In chapter 3, the most interesting segment was Hersey and Blanchard’s situational leadership approach, and it is stated that “the situational leadership posits that different situations call for different styles of leadership.” In other words, such a form of leadership style is adaptable to the circumstances in which a leader might find himself or herself. It is among the most significant segments of the chapter because situational leadership is the first trait-based style, which is flexible. Unlike previous theories of leadership, Hersey and Blanchard’s framework is more multifaceted in regards to followers’ ability and willingness. There are four readiness levels, which are determined by low and high ranges for ability as well as willingness factors. Based on these measurements, the situational leadership style offers a differential approach to each readiness condition. The main reason why I selected the segment is that people are not static creatures, which is why leadership styles should also be non-static.

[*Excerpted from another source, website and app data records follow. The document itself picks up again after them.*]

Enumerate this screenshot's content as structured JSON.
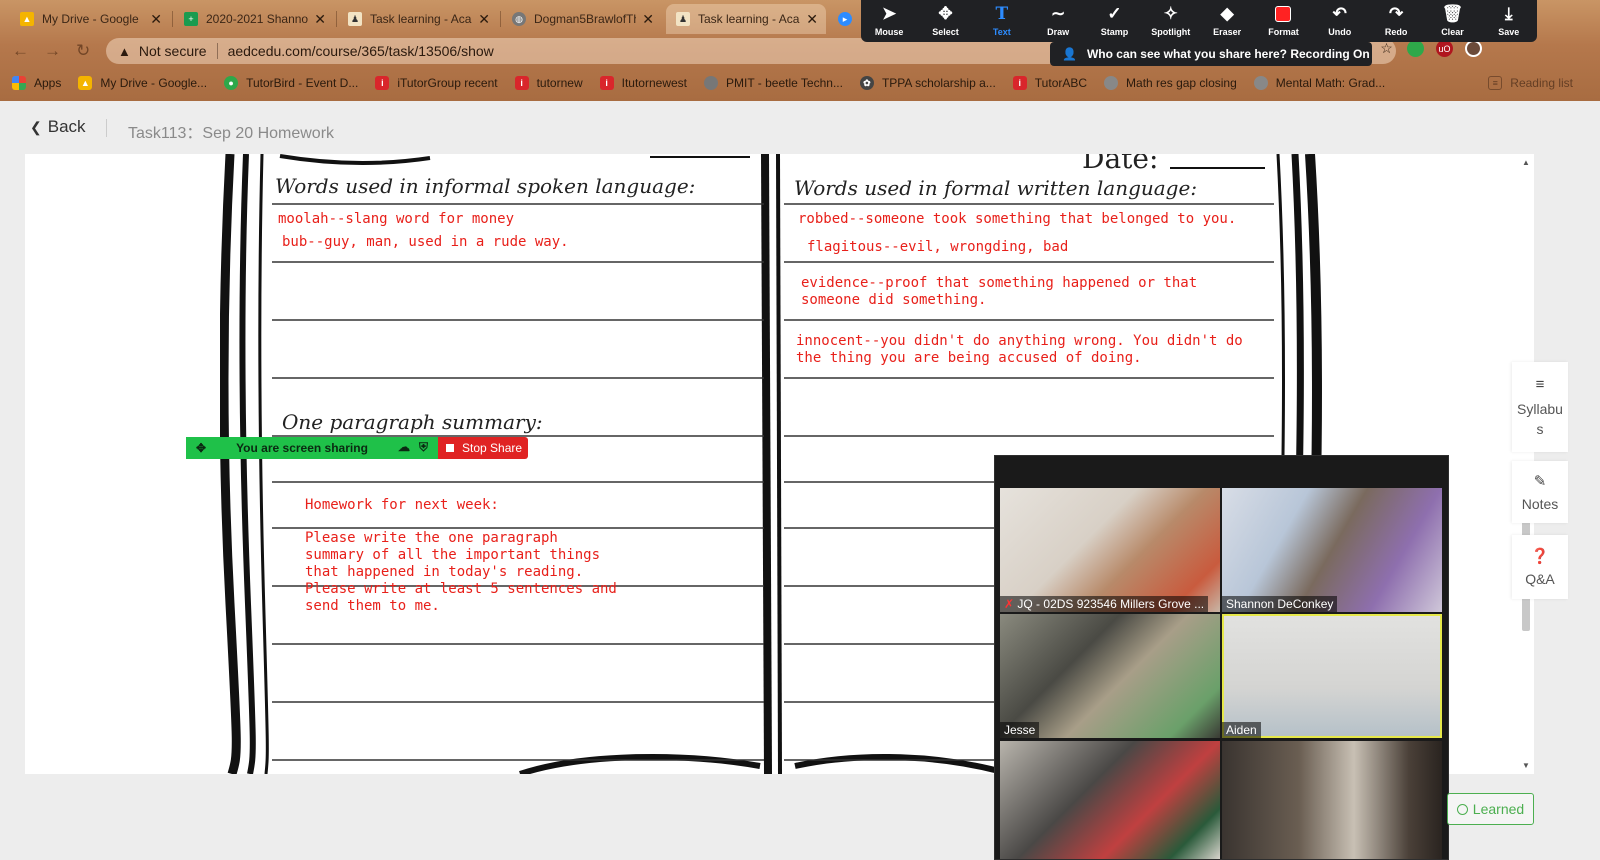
{
  "browser": {
    "tabs": [
      {
        "title": "My Drive - Google",
        "close": "✕"
      },
      {
        "title": "2020-2021 Shannon",
        "close": "✕"
      },
      {
        "title": "Task learning - Aca",
        "close": "✕"
      },
      {
        "title": "Dogman5BrawlofTh",
        "close": "✕"
      },
      {
        "title": "Task learning - Aca",
        "close": "✕"
      }
    ],
    "address": {
      "security": "Not secure",
      "url": "aedcedu.com/course/365/task/13506/show"
    },
    "bookmarks": [
      {
        "label": "Apps",
        "color": "#e8a33b"
      },
      {
        "label": "My Drive - Google...",
        "color": "#f4b400"
      },
      {
        "label": "TutorBird - Event D...",
        "color": "#2ea84a"
      },
      {
        "label": "iTutorGroup recent",
        "color": "#d9262b"
      },
      {
        "label": "tutornew",
        "color": "#d9262b"
      },
      {
        "label": "Itutornewest",
        "color": "#d9262b"
      },
      {
        "label": "PMIT - beetle Techn...",
        "color": "#777777"
      },
      {
        "label": "TPPA scholarship a...",
        "color": "#444444"
      },
      {
        "label": "TutorABC",
        "color": "#d9262b"
      },
      {
        "label": "Math res gap closing",
        "color": "#888888"
      },
      {
        "label": "Mental Math: Grad...",
        "color": "#888888"
      }
    ],
    "reading_list": "Reading list"
  },
  "zoom_toolbar": {
    "items": [
      {
        "label": "Mouse",
        "icon": "cursor-icon"
      },
      {
        "label": "Select",
        "icon": "move-icon"
      },
      {
        "label": "Text",
        "icon": "text-icon"
      },
      {
        "label": "Draw",
        "icon": "draw-icon"
      },
      {
        "label": "Stamp",
        "icon": "checkmark-icon"
      },
      {
        "label": "Spotlight",
        "icon": "spotlight-icon"
      },
      {
        "label": "Eraser",
        "icon": "eraser-icon"
      },
      {
        "label": "Format",
        "icon": "color-swatch-icon"
      },
      {
        "label": "Undo",
        "icon": "undo-icon"
      },
      {
        "label": "Redo",
        "icon": "redo-icon"
      },
      {
        "label": "Clear",
        "icon": "trash-icon"
      },
      {
        "label": "Save",
        "icon": "download-icon"
      }
    ],
    "active": "Text",
    "share_notice": "Who can see what you share here? Recording On"
  },
  "page": {
    "back_label": "Back",
    "title": "Task113：Sep 20 Homework"
  },
  "worksheet": {
    "date_label": "Date:",
    "left_heading": "Words used in informal spoken language:",
    "right_heading": "Words used in formal written language:",
    "summary_heading": "One paragraph summary:",
    "informal_entries": [
      "moolah--slang word for money",
      "bub--guy, man, used in a rude way."
    ],
    "formal_entries": [
      "robbed--someone took something that belonged to you.",
      "flagitous--evil, wrongding, bad",
      "evidence--proof that something happened or that someone did something.",
      "innocent--you didn't do anything wrong. You didn't do the thing you are being accused of doing."
    ],
    "homework_title": "Homework for next week:",
    "homework_body": "Please write the one paragraph summary of all the important things that happened in today's reading.  Please write at least 5 sentences and send them to me.",
    "ink_color": "#e8201a"
  },
  "sharing_bar": {
    "status": "You are screen sharing",
    "stop_label": "Stop Share"
  },
  "side_tools": [
    {
      "label": "Syllabus",
      "icon": "list-icon"
    },
    {
      "label": "Notes",
      "icon": "pencil-icon"
    },
    {
      "label": "Q&A",
      "icon": "question-icon"
    }
  ],
  "participants": [
    {
      "name": "JQ - 02DS 923546 Millers Grove ...",
      "muted": true
    },
    {
      "name": "Shannon DeConkey",
      "muted": false
    },
    {
      "name": "Jesse",
      "muted": false
    },
    {
      "name": "Aiden",
      "muted": false,
      "speaking": true
    },
    {
      "name": "",
      "muted": false
    },
    {
      "name": "",
      "muted": false
    }
  ],
  "learned_label": "Learned"
}
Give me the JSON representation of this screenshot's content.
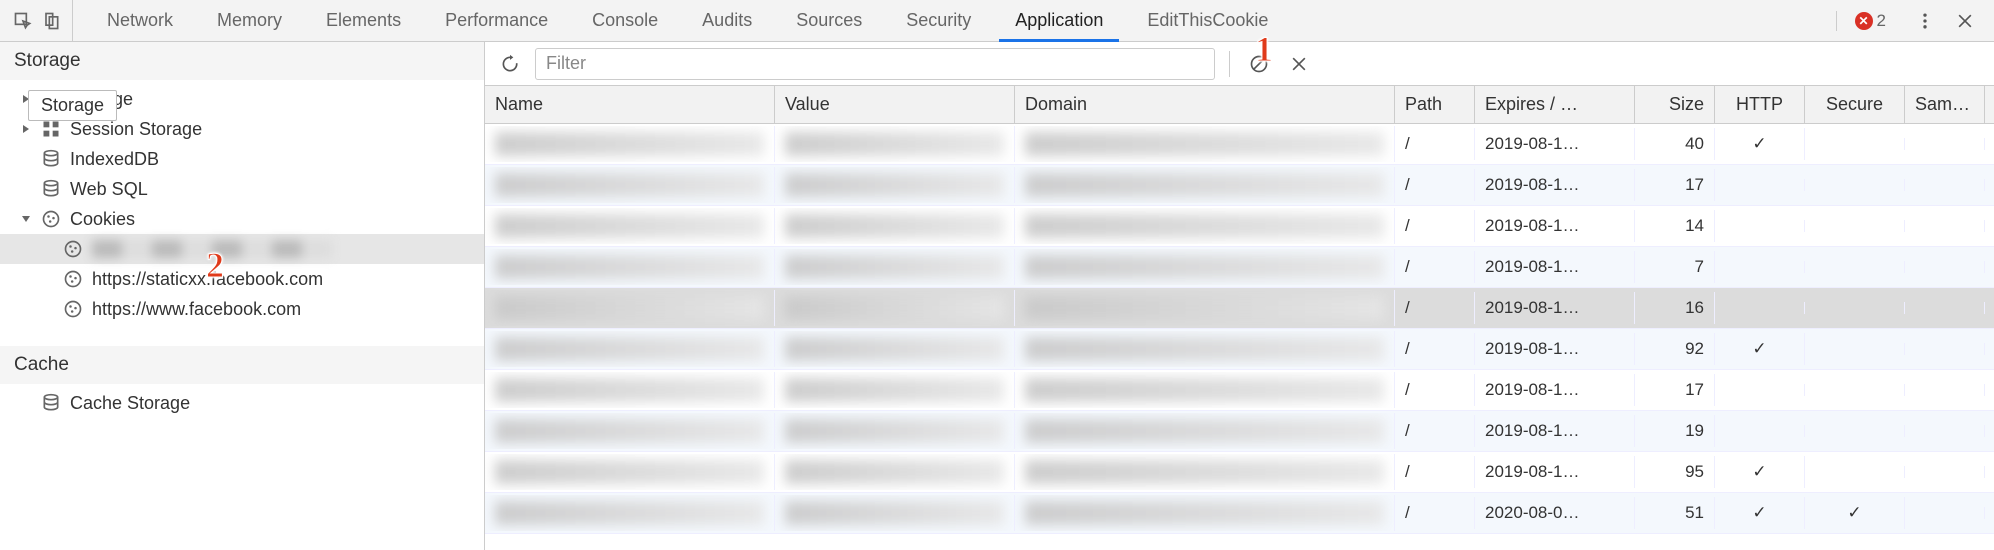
{
  "tabs": [
    "Network",
    "Memory",
    "Elements",
    "Performance",
    "Console",
    "Audits",
    "Sources",
    "Security",
    "Application",
    "EditThisCookie"
  ],
  "active_tab_index": 8,
  "error_count": "2",
  "sidebar": {
    "section_storage": "Storage",
    "tooltip": "Storage",
    "items": {
      "local_storage": "Storage",
      "session_storage": "Session Storage",
      "indexeddb": "IndexedDB",
      "websql": "Web SQL",
      "cookies": "Cookies",
      "cookie_origins": [
        "",
        "https://staticxx.facebook.com",
        "https://www.facebook.com"
      ]
    },
    "section_cache": "Cache",
    "cache_storage": "Cache Storage"
  },
  "toolbar": {
    "filter_placeholder": "Filter"
  },
  "columns": {
    "name": "Name",
    "value": "Value",
    "domain": "Domain",
    "path": "Path",
    "expires": "Expires / …",
    "size": "Size",
    "http": "HTTP",
    "secure": "Secure",
    "same": "Sam…"
  },
  "rows": [
    {
      "path": "/",
      "expires": "2019-08-1…",
      "size": "40",
      "http": "✓",
      "secure": "",
      "same": ""
    },
    {
      "path": "/",
      "expires": "2019-08-1…",
      "size": "17",
      "http": "",
      "secure": "",
      "same": ""
    },
    {
      "path": "/",
      "expires": "2019-08-1…",
      "size": "14",
      "http": "",
      "secure": "",
      "same": ""
    },
    {
      "path": "/",
      "expires": "2019-08-1…",
      "size": "7",
      "http": "",
      "secure": "",
      "same": ""
    },
    {
      "path": "/",
      "expires": "2019-08-1…",
      "size": "16",
      "http": "",
      "secure": "",
      "same": "",
      "selected": true
    },
    {
      "path": "/",
      "expires": "2019-08-1…",
      "size": "92",
      "http": "✓",
      "secure": "",
      "same": ""
    },
    {
      "path": "/",
      "expires": "2019-08-1…",
      "size": "17",
      "http": "",
      "secure": "",
      "same": ""
    },
    {
      "path": "/",
      "expires": "2019-08-1…",
      "size": "19",
      "http": "",
      "secure": "",
      "same": ""
    },
    {
      "path": "/",
      "expires": "2019-08-1…",
      "size": "95",
      "http": "✓",
      "secure": "",
      "same": ""
    },
    {
      "path": "/",
      "expires": "2020-08-0…",
      "size": "51",
      "http": "✓",
      "secure": "✓",
      "same": ""
    }
  ],
  "annotations": {
    "one": "1",
    "two": "2"
  }
}
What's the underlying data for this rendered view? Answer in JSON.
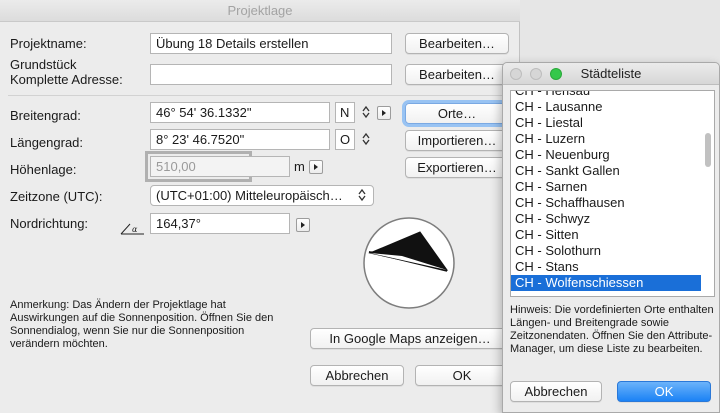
{
  "main": {
    "title": "Projektlage",
    "project_name": {
      "label": "Projektname:",
      "value": "Übung 18 Details erstellen",
      "button": "Bearbeiten…"
    },
    "address": {
      "label_line1": "Grundstück",
      "label_line2": "Komplette Adresse:",
      "value": "",
      "button": "Bearbeiten…"
    },
    "latitude": {
      "label": "Breitengrad:",
      "value": "46° 54' 36.1332\"",
      "hemisphere": "N",
      "button": "Orte…"
    },
    "longitude": {
      "label": "Längengrad:",
      "value": "8° 23' 46.7520\"",
      "hemisphere": "O",
      "button": "Importieren…"
    },
    "elevation": {
      "label": "Höhenlage:",
      "value": "510,00",
      "unit": "m",
      "button": "Exportieren…"
    },
    "timezone": {
      "label": "Zeitzone (UTC):",
      "value": "(UTC+01:00) Mitteleuropäisch…"
    },
    "north": {
      "label": "Nordrichtung:",
      "value": "164,37°"
    },
    "note": "Anmerkung: Das Ändern der Projektlage hat Auswirkungen auf die Sonnenposition. Öffnen Sie den Sonnendialog, wenn Sie nur die Sonnenposition verändern möchten.",
    "google_maps_button": "In Google Maps anzeigen…",
    "cancel_button": "Abbrechen",
    "ok_button": "OK"
  },
  "city_window": {
    "title": "Städteliste",
    "items": [
      "CH - Herisau",
      "CH - Lausanne",
      "CH - Liestal",
      "CH - Luzern",
      "CH - Neuenburg",
      "CH - Sankt Gallen",
      "CH - Sarnen",
      "CH - Schaffhausen",
      "CH - Schwyz",
      "CH - Sitten",
      "CH - Solothurn",
      "CH - Stans",
      "CH - Wolfenschiessen"
    ],
    "selected": "CH - Wolfenschiessen",
    "hint": "Hinweis: Die vordefinierten Orte enthalten Längen- und Breitengrade sowie Zeitzonendaten. Öffnen Sie den Attribute-Manager, um diese Liste zu bearbeiten.",
    "cancel_button": "Abbrechen",
    "ok_button": "OK"
  },
  "colors": {
    "accent": "#1a6fd8",
    "ok_button": "#1b82f5",
    "traffic_green": "#34c84a"
  }
}
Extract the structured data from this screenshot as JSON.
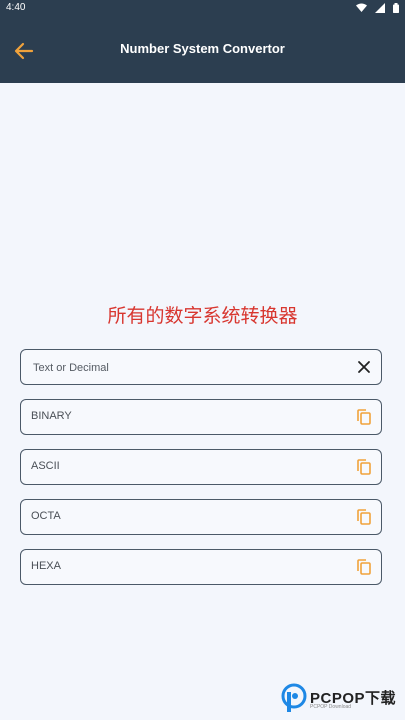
{
  "status_bar": {
    "time": "4:40"
  },
  "app_bar": {
    "title": "Number System Convertor",
    "accent_color": "#f0a23b",
    "background": "#2c3e50"
  },
  "main": {
    "heading": "所有的数字系统转换器",
    "heading_color": "#d8362f",
    "input": {
      "placeholder": "Text or Decimal",
      "value": "",
      "action_icon": "close-icon"
    },
    "outputs": [
      {
        "label": "BINARY",
        "action_icon": "copy-icon"
      },
      {
        "label": "ASCII",
        "action_icon": "copy-icon"
      },
      {
        "label": "OCTA",
        "action_icon": "copy-icon"
      },
      {
        "label": "HEXA",
        "action_icon": "copy-icon"
      }
    ]
  },
  "watermark": {
    "text": "PCPOP下载",
    "subtext": "PCPOP Download"
  }
}
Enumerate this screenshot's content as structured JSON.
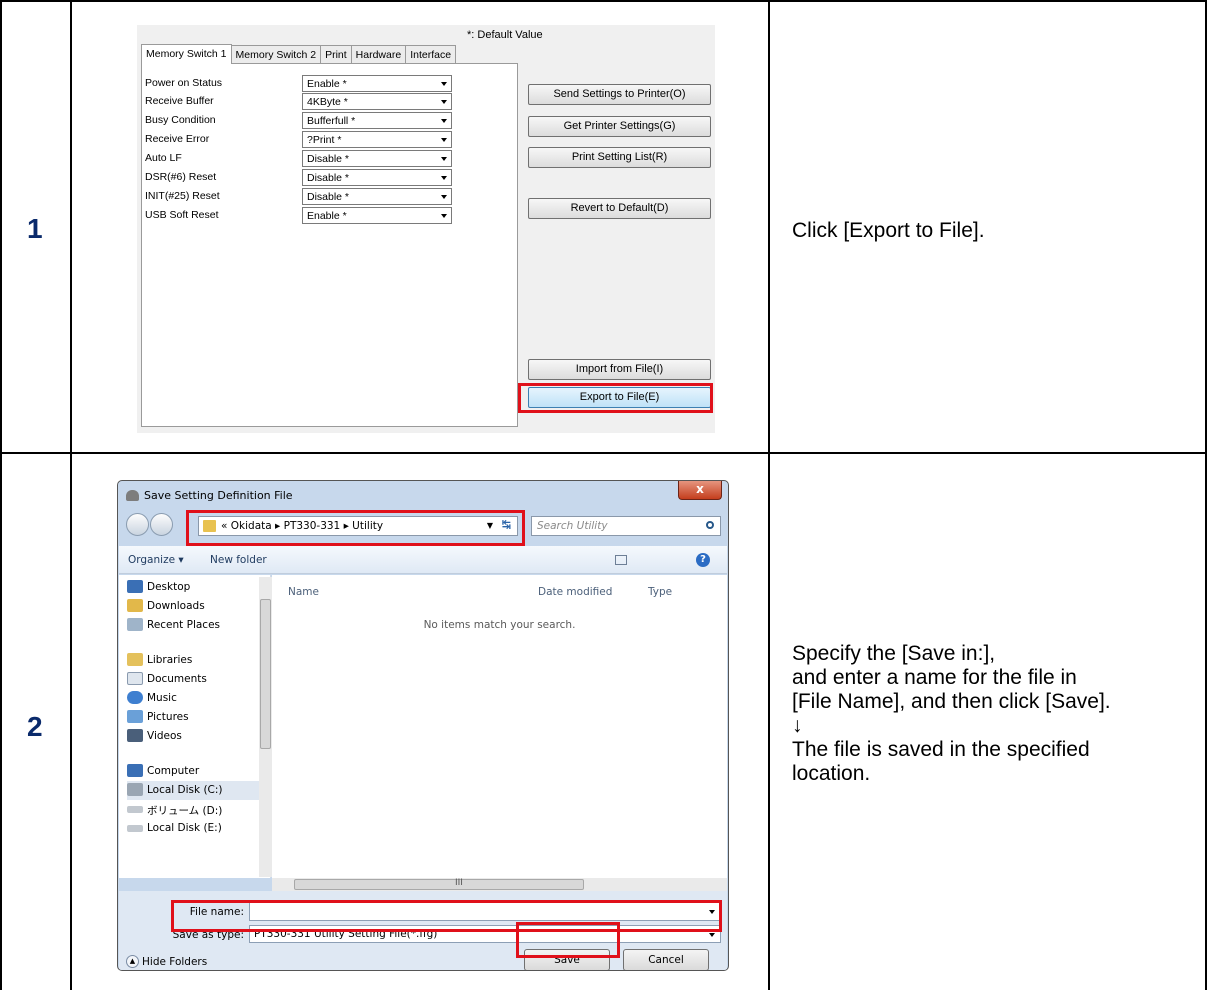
{
  "steps": [
    {
      "number": "1",
      "description": "Click [Export to File]."
    },
    {
      "number": "2",
      "description": "Specify the [Save in:],\nand enter a name for the file in\n[File Name], and then click [Save].\n↓\nThe file is saved in the specified\nlocation."
    }
  ],
  "settings_window": {
    "default_note": "*: Default Value",
    "tabs": [
      "Memory Switch 1",
      "Memory Switch 2",
      "Print",
      "Hardware",
      "Interface"
    ],
    "rows": [
      {
        "label": "Power on Status",
        "value": "Enable *"
      },
      {
        "label": "Receive Buffer",
        "value": "4KByte *"
      },
      {
        "label": "Busy Condition",
        "value": "Bufferfull *"
      },
      {
        "label": "Receive Error",
        "value": "?Print *"
      },
      {
        "label": "Auto LF",
        "value": "Disable *"
      },
      {
        "label": "DSR(#6) Reset",
        "value": "Disable *"
      },
      {
        "label": "INIT(#25) Reset",
        "value": "Disable *"
      },
      {
        "label": "USB Soft Reset",
        "value": "Enable *"
      }
    ],
    "buttons": {
      "send": "Send Settings to Printer(O)",
      "get": "Get Printer Settings(G)",
      "print_list": "Print Setting List(R)",
      "revert": "Revert to Default(D)",
      "import": "Import from File(I)",
      "export": "Export to File(E)"
    }
  },
  "save_dialog": {
    "title": "Save Setting Definition File",
    "close_label": "x",
    "address_path": "« Okidata ▸ PT330-331 ▸ Utility",
    "search_placeholder": "Search Utility",
    "organize": "Organize ▾",
    "new_folder": "New folder",
    "nav_items": [
      {
        "label": "Desktop",
        "icon": "desktop-icon"
      },
      {
        "label": "Downloads",
        "icon": "downloads-icon"
      },
      {
        "label": "Recent Places",
        "icon": "recent-places-icon"
      },
      {
        "label": "Libraries",
        "icon": "libraries-icon"
      },
      {
        "label": "Documents",
        "icon": "documents-icon"
      },
      {
        "label": "Music",
        "icon": "music-icon"
      },
      {
        "label": "Pictures",
        "icon": "pictures-icon"
      },
      {
        "label": "Videos",
        "icon": "videos-icon"
      },
      {
        "label": "Computer",
        "icon": "computer-icon"
      },
      {
        "label": "Local Disk (C:)",
        "icon": "drive-icon"
      },
      {
        "label": "ボリューム (D:)",
        "icon": "drive-icon"
      },
      {
        "label": "Local Disk (E:)",
        "icon": "drive-icon"
      }
    ],
    "columns": [
      "Name",
      "Date modified",
      "Type"
    ],
    "empty_message": "No items match your search.",
    "file_name_label": "File name:",
    "file_name_value": "",
    "save_as_type_label": "Save as type:",
    "save_as_type_value": "PT330-331 Utility Setting File(*.ffg)",
    "save_button": "Save",
    "cancel_button": "Cancel",
    "hide_folders": "Hide Folders",
    "hscroll_mark": "III"
  },
  "colors": {
    "highlight": "#e0101a",
    "step_number": "#0a2a6b"
  }
}
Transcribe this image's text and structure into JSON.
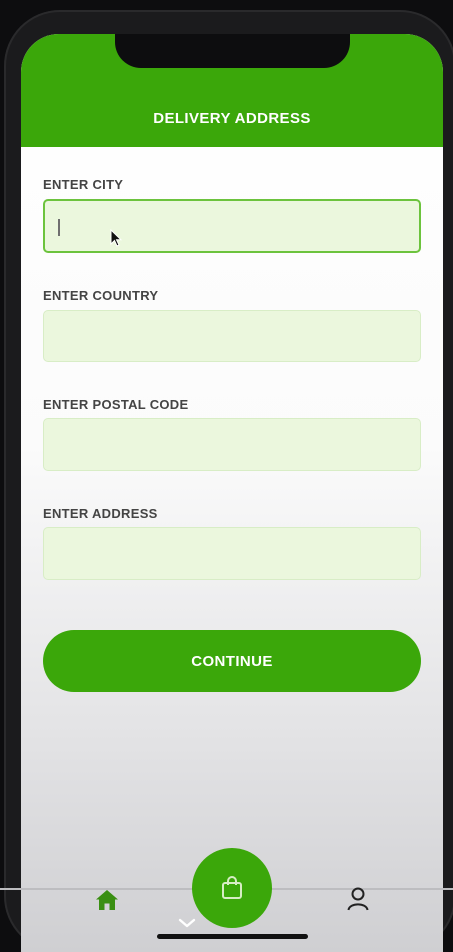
{
  "header": {
    "title": "DELIVERY ADDRESS"
  },
  "form": {
    "fields": [
      {
        "label": "ENTER CITY",
        "value": "",
        "placeholder": ""
      },
      {
        "label": "ENTER COUNTRY",
        "value": "",
        "placeholder": ""
      },
      {
        "label": "ENTER POSTAL CODE",
        "value": "",
        "placeholder": ""
      },
      {
        "label": "ENTER ADDRESS",
        "value": "",
        "placeholder": ""
      }
    ],
    "continue_label": "CONTINUE"
  },
  "tabbar": {
    "items": [
      {
        "icon": "home-icon"
      },
      {
        "icon": "shopping-bag-icon"
      },
      {
        "icon": "user-icon"
      }
    ]
  },
  "colors": {
    "accent": "#3ba70a",
    "input_background": "#ebf7dd",
    "input_border_focused": "#6cc33d"
  }
}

For chapter 4, the most interesting segment was the last segment, where it is stated that “together, transformational and charismatic leadership have become the dominant theories in the field of leadership studies. However, scholars disagree as to whether they should be treated as interchangeable or considered separately.” In other words, both leadership styles share several key similarities, but they are not necessarily equivalent to each other. It is the most significant segment of the chapter because it reveals how one can use transformational leadership for his or her interests. The section introduces the concept of pseudo transformational leaders who appear to be using transformational style, but in fact, solely focus on their own goals at the expense of others.